In the House, the Republican party has little more to be excited about. In the best case scenario the party only keeps an existing strong majority. This is the likely outcome, but is far from certain. In my Senate coverage I established that the incumbent Democrats were less safe because they had last won their terms in a 2006 Democratic sweep. In the House the incumbent Republicans face the same issue from the 2010 Tea Party sweep, as many came from battleground or light blue districts and were only elected on the strength of the Tea Party. In November these candidates will have to keep their riskier districts when polling shows voters about even in terms of the coming congressional races. Another relic of the 2010 Republican sweep is an anti-incumbency frustration which now works against the House Majority, especially since the frustration has gone beyond the rallying point of Obamacare and instead toward the impression that Washington has failed to take legislative action. Now, more Republican candidates for the House will have to answer to that charge than their Democratic opponents. Another issue facing the GOP House Candidates is the ongoing disasters affecting the Romney campaign, where each bad campaigning decision seems to be only escaped by jumping headfirst into a new one while Obama stands to successfully paint a picture of Romney as a man willing to do anything to secure his own financial prosperity. In terms of driving turnout, the Presidential campaign as it is today threatens to hurt Republican candidates far more than it will help.
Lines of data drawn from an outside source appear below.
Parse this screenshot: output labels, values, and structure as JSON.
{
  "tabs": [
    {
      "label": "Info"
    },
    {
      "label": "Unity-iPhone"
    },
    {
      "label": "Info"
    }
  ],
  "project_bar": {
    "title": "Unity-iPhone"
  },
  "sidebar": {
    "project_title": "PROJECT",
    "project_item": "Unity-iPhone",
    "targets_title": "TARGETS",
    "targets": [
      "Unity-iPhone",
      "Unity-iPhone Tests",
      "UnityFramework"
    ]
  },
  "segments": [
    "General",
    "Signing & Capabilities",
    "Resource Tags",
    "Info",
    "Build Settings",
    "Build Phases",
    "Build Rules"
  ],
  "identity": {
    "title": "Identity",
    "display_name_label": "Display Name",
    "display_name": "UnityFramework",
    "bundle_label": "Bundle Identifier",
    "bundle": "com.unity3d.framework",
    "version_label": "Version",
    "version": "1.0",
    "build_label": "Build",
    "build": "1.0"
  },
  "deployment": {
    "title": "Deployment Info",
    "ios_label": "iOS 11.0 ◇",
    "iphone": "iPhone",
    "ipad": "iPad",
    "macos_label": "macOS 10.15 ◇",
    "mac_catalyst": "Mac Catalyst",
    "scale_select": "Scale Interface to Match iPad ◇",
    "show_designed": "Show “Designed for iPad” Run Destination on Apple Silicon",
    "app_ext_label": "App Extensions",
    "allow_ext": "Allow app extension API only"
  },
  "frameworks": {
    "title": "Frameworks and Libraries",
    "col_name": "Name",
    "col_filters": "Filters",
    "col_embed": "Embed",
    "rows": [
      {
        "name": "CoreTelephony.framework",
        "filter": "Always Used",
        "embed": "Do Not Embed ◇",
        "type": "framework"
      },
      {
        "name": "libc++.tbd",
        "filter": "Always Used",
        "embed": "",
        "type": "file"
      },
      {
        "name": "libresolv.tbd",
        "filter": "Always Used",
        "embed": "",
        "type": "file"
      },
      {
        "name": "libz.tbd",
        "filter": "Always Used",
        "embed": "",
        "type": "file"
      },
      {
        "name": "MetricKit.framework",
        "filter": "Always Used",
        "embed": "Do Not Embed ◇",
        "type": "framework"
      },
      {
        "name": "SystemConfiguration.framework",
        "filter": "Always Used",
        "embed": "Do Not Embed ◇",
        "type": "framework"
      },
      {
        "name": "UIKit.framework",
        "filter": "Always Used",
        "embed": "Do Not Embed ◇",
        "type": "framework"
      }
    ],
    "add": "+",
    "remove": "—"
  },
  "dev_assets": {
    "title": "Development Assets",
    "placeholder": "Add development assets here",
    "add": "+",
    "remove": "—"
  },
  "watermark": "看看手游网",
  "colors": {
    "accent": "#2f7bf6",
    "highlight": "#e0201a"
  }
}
However, the Republican Party has strong defenses keeping the majority in place. The first is money. The Republican Party and its PACs stand to vastly outspend Democratic opponents, and also have obtained advantages in electoral strategy, firstly through gerrymandering. The Republican wave impacted state legislatures as well as the federal government, and Republican state congressmen altered the newly-won districts to better protect the most vulnerable Republican congressmen. In addition Republicans have the advantage when it comes to voter ID laws being controversially initiated in stats such as Pennsylvania, where around 750,000 citizens lack the ID necessary to vote. While this represents up to 9% of Pennsylvania’s registered voters, more cautious estimates of voter ID laws have set the turnout decrease to about 2 to 4 percent due to voters not being able to obtain the proper IDs. However, it is recognized by most that the turnout decrease will disproportionally be among the poor and racial minorities who are less likely to be informed about the need for identification and less likely to be able to obtain that identification in terms of time and transportation. This means that while both parties lose some voters with voter ID, Republican candidates will lose less and be comparatively better off than polling may suggest.
While I would bet on the Republicans keeping the House, with the aforementioned factors going up against the Republican incumbents and challengers alike there is just enough uncertainty that a major shift such as an economic uptick or foreign policy success could lead to a democratic majority. That would result by the shift both directly helping democratic candidates and by swinging the Presidential campaign toward Obama and thus moving turnout toward the democrats. While the House majority will likely be the least up-in-the-air race in November, by no means should either party feel confident in a continuation of the status quo.